WHAT IS NEEDED: With no omissions, write out every record given below.

DATA START

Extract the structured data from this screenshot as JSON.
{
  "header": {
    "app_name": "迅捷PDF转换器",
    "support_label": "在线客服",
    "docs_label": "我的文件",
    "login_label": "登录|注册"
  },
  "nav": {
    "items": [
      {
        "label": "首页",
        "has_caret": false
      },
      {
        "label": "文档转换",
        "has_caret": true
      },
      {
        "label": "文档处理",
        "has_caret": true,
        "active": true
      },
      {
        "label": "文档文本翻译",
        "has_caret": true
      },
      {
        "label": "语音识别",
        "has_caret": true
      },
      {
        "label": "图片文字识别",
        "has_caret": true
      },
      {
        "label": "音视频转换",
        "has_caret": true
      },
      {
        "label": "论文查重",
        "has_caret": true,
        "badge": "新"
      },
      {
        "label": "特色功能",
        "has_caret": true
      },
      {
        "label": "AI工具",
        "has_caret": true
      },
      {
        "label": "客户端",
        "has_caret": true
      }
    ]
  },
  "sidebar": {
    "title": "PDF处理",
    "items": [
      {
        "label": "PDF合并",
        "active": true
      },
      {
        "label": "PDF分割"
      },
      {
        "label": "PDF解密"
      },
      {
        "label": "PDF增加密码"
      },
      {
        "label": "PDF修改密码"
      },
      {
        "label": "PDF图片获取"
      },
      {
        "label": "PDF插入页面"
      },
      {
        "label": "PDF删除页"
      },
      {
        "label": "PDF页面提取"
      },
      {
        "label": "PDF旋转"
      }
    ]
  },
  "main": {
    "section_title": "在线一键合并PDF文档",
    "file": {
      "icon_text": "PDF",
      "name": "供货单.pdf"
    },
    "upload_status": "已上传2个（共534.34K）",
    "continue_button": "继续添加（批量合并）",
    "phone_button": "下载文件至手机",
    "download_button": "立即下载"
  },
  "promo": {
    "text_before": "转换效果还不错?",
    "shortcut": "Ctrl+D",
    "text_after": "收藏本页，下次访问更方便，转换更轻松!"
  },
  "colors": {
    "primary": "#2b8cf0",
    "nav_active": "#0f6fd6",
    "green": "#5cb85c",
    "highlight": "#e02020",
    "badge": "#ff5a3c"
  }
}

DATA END

TASK RESULT:
Extract the structured data from this screenshot as JSON.
{
  "header": {
    "app_name": "迅捷PDF转换器",
    "support_label": "在线客服",
    "docs_label": "我的文件",
    "login_label": "登录|注册"
  },
  "nav": {
    "items": [
      {
        "label": "首页",
        "has_caret": false
      },
      {
        "label": "文档转换",
        "has_caret": true
      },
      {
        "label": "文档处理",
        "has_caret": true,
        "active": true
      },
      {
        "label": "文档文本翻译",
        "has_caret": true
      },
      {
        "label": "语音识别",
        "has_caret": true
      },
      {
        "label": "图片文字识别",
        "has_caret": true
      },
      {
        "label": "音视频转换",
        "has_caret": true
      },
      {
        "label": "论文查重",
        "has_caret": true,
        "badge": "新"
      },
      {
        "label": "特色功能",
        "has_caret": true
      },
      {
        "label": "AI工具",
        "has_caret": true
      },
      {
        "label": "客户端",
        "has_caret": true
      }
    ]
  },
  "sidebar": {
    "title": "PDF处理",
    "items": [
      {
        "label": "PDF合并",
        "active": true
      },
      {
        "label": "PDF分割"
      },
      {
        "label": "PDF解密"
      },
      {
        "label": "PDF增加密码"
      },
      {
        "label": "PDF修改密码"
      },
      {
        "label": "PDF图片获取"
      },
      {
        "label": "PDF插入页面"
      },
      {
        "label": "PDF删除页"
      },
      {
        "label": "PDF页面提取"
      },
      {
        "label": "PDF旋转"
      }
    ]
  },
  "main": {
    "section_title": "在线一键合并PDF文档",
    "file": {
      "icon_text": "PDF",
      "name": "供货单.pdf"
    },
    "upload_status": "已上传2个（共534.34K）",
    "continue_button": "继续添加（批量合并）",
    "phone_button": "下载文件至手机",
    "download_button": "立即下载"
  },
  "promo": {
    "text_before": "转换效果还不错?",
    "shortcut": "Ctrl+D",
    "text_after": "收藏本页，下次访问更方便，转换更轻松!"
  },
  "colors": {
    "primary": "#2b8cf0",
    "nav_active": "#0f6fd6",
    "green": "#5cb85c",
    "highlight": "#e02020",
    "badge": "#ff5a3c"
  }
}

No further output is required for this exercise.